Working Group 1

Identifying the causes and consequences of variation in stock reproductive potential

In the standard assessments of many fish stocks, several key components of reproductive potential (growth, condition, maturation rates, sex ratios, relative fecundity) are assumed to be constant over broad scales in space and time. As a result, indices of reproductive potential that are used to formulate scientific advice under-represent the true magnitude of variation in stock reproductive potential. This makes the advice less sensitive to the variety of biotic and abiotic factors that influence reproductive potential. Working Group 1 will evaluate the degree to which assumptions about growth and reproduction are violated using a combination of laboratory, field, and stock-level evidence. The Working Group will identify biotic and abiotic drivers that have contributed to temporal and spatial variation in different components of reproductive potential. Using this process-based understanding of how variability in stock reproductive potential has been generated in the past, methodology for forecasting future stock reproductive potential for a variety of environmental, ecological and fishing scenarios will be developed. In combination with WG3 the potential effects of refining stock-level estimates of stock reproductive potential on management advice in light of changing environmental conditions and varying management strategies will be addressed

WG1 has the following deliverables:

  1. Document detailing the magnitude by which standard indices of stock representation under- or misrepresent indices compared to indices that have higher degree of biological, temporal and (or) spatial resolution.
  2. Document identifying the biotic and or abiotic drivers contributing to variation in stock reproductive potential for several stocks.
  3. Models to illustrate how information about the causes of variation in stock reproductive potential can be used to forecast the consequences of this variation for future development of the stock.

At least three workshops will be held in association with this Working Group, with the goals of:
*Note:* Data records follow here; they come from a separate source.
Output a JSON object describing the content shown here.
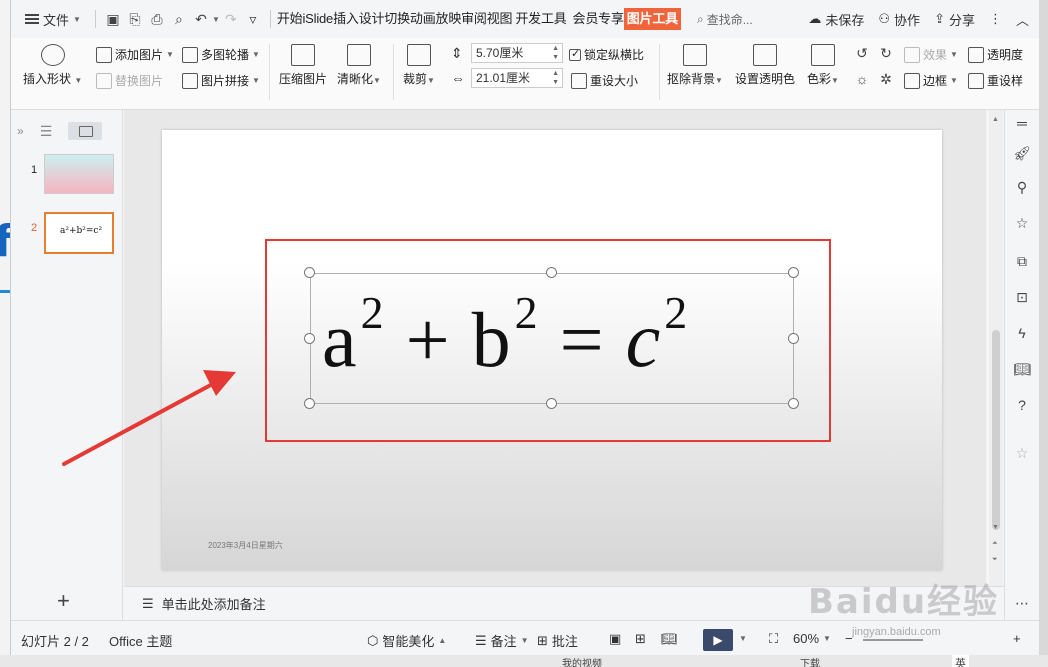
{
  "menubar": {
    "file_label": "文件",
    "tabs": [
      "开始",
      "iSlide",
      "插入",
      "设计",
      "切换",
      "动画",
      "放映",
      "审阅",
      "视图",
      "开发工具",
      "会员专享"
    ],
    "active_tab": "图片工具",
    "search_placeholder": "查找命...",
    "unsaved_label": "未保存",
    "collab_label": "协作",
    "share_label": "分享"
  },
  "ribbon": {
    "insert_shape": "插入形状",
    "add_picture": "添加图片",
    "replace_picture": "替换图片",
    "multi_carousel": "多图轮播",
    "picture_collage": "图片拼接",
    "compress_picture": "压缩图片",
    "sharpen": "清晰化",
    "crop": "裁剪",
    "height_value": "5.70厘米",
    "width_value": "21.01厘米",
    "lock_ratio": "锁定纵横比",
    "reset_size": "重设大小",
    "remove_bg": "抠除背景",
    "set_transparent": "设置透明色",
    "color": "色彩",
    "effects": "效果",
    "border": "边框",
    "transparency": "透明度",
    "reset_style": "重设样"
  },
  "slides": {
    "thumb_numbers": [
      "1",
      "2"
    ],
    "mini_equation": "a²+b²=c²"
  },
  "slide": {
    "date": "2023年3月4日星期六",
    "eq_a": "a",
    "eq_exp1": "2",
    "eq_plus": "+",
    "eq_b": "b",
    "eq_exp2": "2",
    "eq_equals": "=",
    "eq_c": "c",
    "eq_exp3": "2"
  },
  "notes": {
    "placeholder": "单击此处添加备注"
  },
  "status": {
    "slide_counter": "幻灯片 2 / 2",
    "theme": "Office 主题",
    "smart_beautify": "智能美化",
    "notes": "备注",
    "comments": "批注",
    "zoom": "60%"
  },
  "taskbar": {
    "item1": "我的视频",
    "item2": "下载",
    "ime": "英"
  },
  "watermark": {
    "brand": "Baidu经验",
    "sub": "jingyan.baidu.com"
  },
  "colors": {
    "accent_tab": "#f0643c",
    "annotation_red": "#e53935",
    "thumb_active": "#e67e30"
  }
}
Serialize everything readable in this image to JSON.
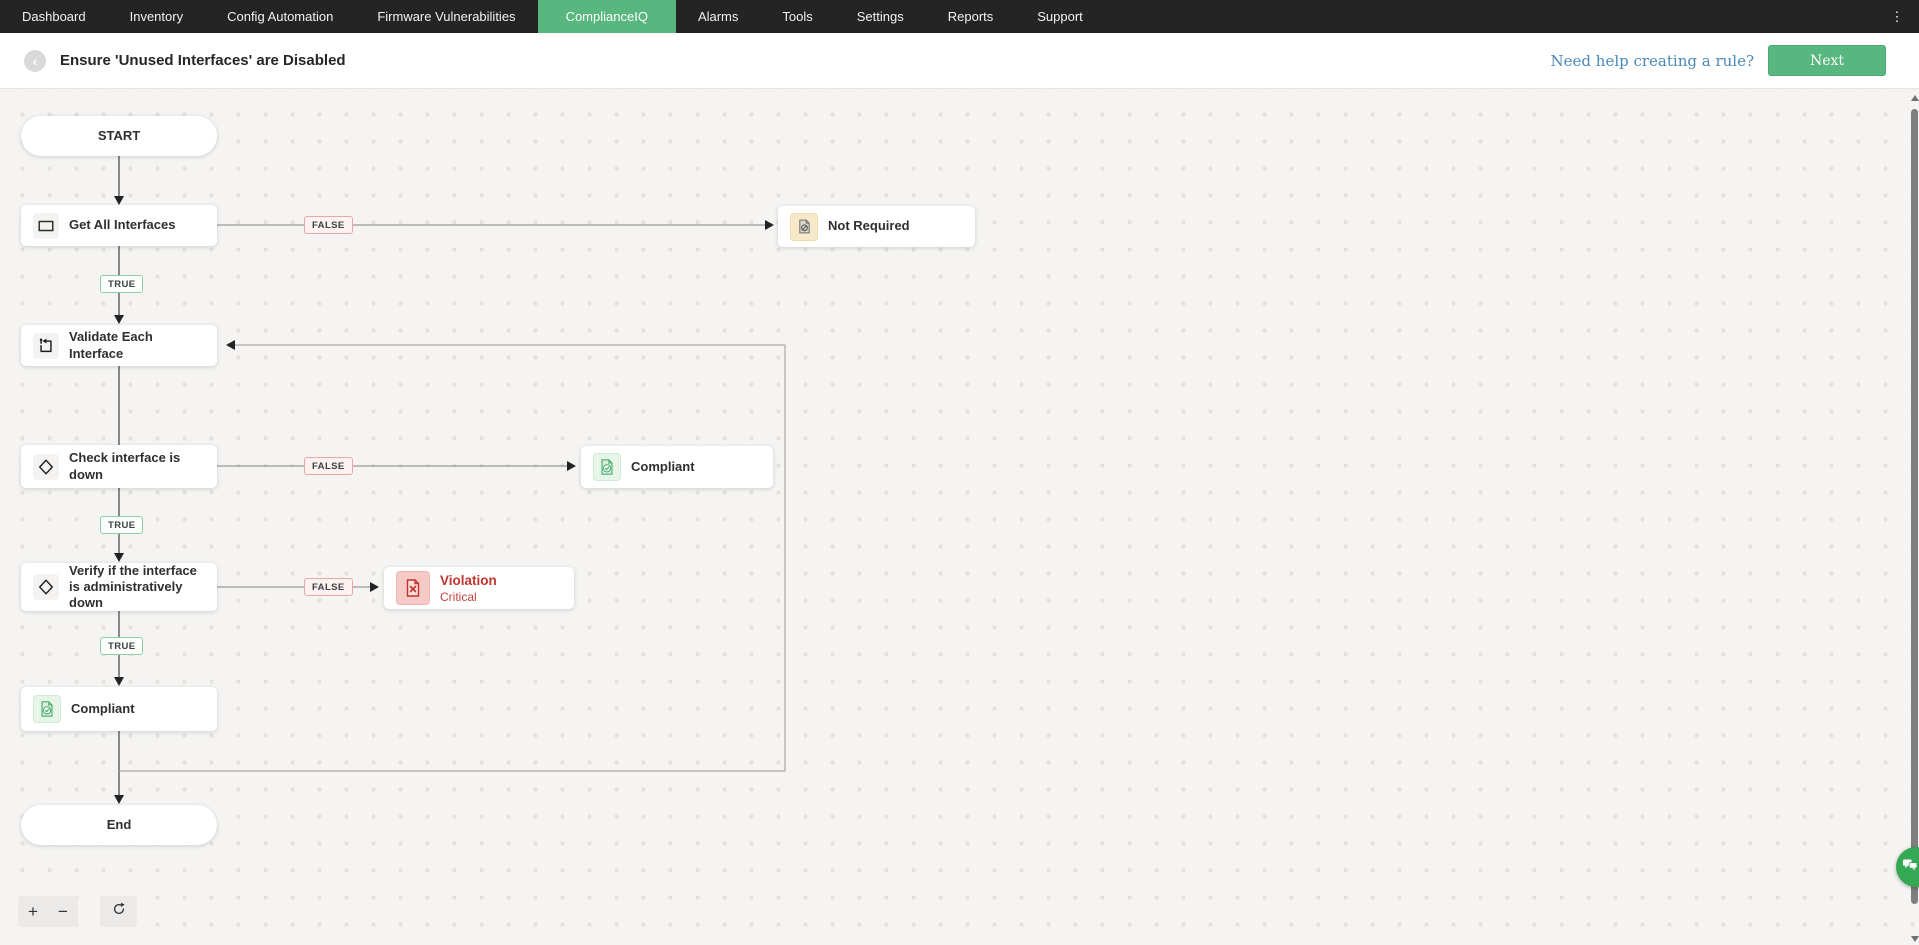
{
  "navbar": {
    "items": [
      {
        "label": "Dashboard"
      },
      {
        "label": "Inventory"
      },
      {
        "label": "Config Automation"
      },
      {
        "label": "Firmware Vulnerabilities"
      },
      {
        "label": "ComplianceIQ",
        "active": true
      },
      {
        "label": "Alarms"
      },
      {
        "label": "Tools"
      },
      {
        "label": "Settings"
      },
      {
        "label": "Reports"
      },
      {
        "label": "Support"
      }
    ],
    "more_icon": "kebab-menu"
  },
  "header": {
    "title": "Ensure 'Unused Interfaces' are Disabled",
    "help_link": "Need help creating a rule?",
    "next_button": "Next"
  },
  "colors": {
    "nav_background": "#242424",
    "accent_green": "#57b77e",
    "link_blue": "#4a89b8",
    "violation_red": "#c2342e",
    "canvas_background": "#f5f4f2"
  },
  "flowchart": {
    "labels": {
      "true": "TRUE",
      "false": "FALSE"
    },
    "nodes": {
      "start": {
        "label": "START"
      },
      "get_all_interfaces": {
        "label": "Get All Interfaces",
        "icon": "rectangle-icon"
      },
      "not_required": {
        "label": "Not Required",
        "icon": "document-slash-icon"
      },
      "validate_each_interface": {
        "label": "Validate Each Interface",
        "icon": "loop-icon"
      },
      "check_interface_down": {
        "label": "Check interface is down",
        "icon": "diamond-icon"
      },
      "compliant_right": {
        "label": "Compliant",
        "icon": "document-check-icon"
      },
      "verify_admin_down": {
        "label": "Verify if the interface is administratively down",
        "icon": "diamond-icon"
      },
      "violation": {
        "label": "Violation",
        "severity": "Critical",
        "icon": "document-x-icon"
      },
      "compliant_bottom": {
        "label": "Compliant",
        "icon": "document-check-icon"
      },
      "end": {
        "label": "End"
      }
    }
  },
  "canvas_controls": {
    "zoom_in": "+",
    "zoom_out": "−",
    "reset_icon": "refresh-icon"
  }
}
  • Estimating key components of stock reproductive potential. This kick-off workshop will be organized to assist researchers in developing more refined estimates of stock reproductive potential by combining historical databases with new knowledge about reproductive potential of individuals. The possibility that estimates can be further refined by including age- or size-specific variability in egg quality will also be explored. Time series for a range of stocks representing alternative metrics of stock reproductive potential, such as female-only spawner biomass and total egg production will be compiled.
  •  Develop time series describing trends in both stock reproductive potential and relevant environmental, ecological and fishing-related factors. Discussion will focus on identifying and quantifying potential drivers of variation in stock reproductive potential. To do this, sensitivity analysis will be undertaken in order to establish which demographic and reproductive traits have the greatest effect on the variability in stock reproductive potential for a range fish stocks. Once these highly influential factors have been established, then possible environmental, ecological and fishing-related factors will be identified for each stock separately.
  • Evaluation of statistical models relating temporal variation in stock reproductive potential to different drivers. Discussion will focus on how information can be used to address strategic “what if” questions related to the relative importance of different factors to future values of stock reproductive potential. For example, if the reduction in old fish was found to be highly influential determinant of stock reproductive potential then strategic questions related to conserving/over-exploiting large fish could be explored. This Workshop will also illustrate the implementation of the data and statistical models developed by WG in a modelling framework that is being widely used to assess different management options (see http://www.flr-project.org/). This will permit the effects of alternative indices of stock reproductive potential on management to be quantified objectively.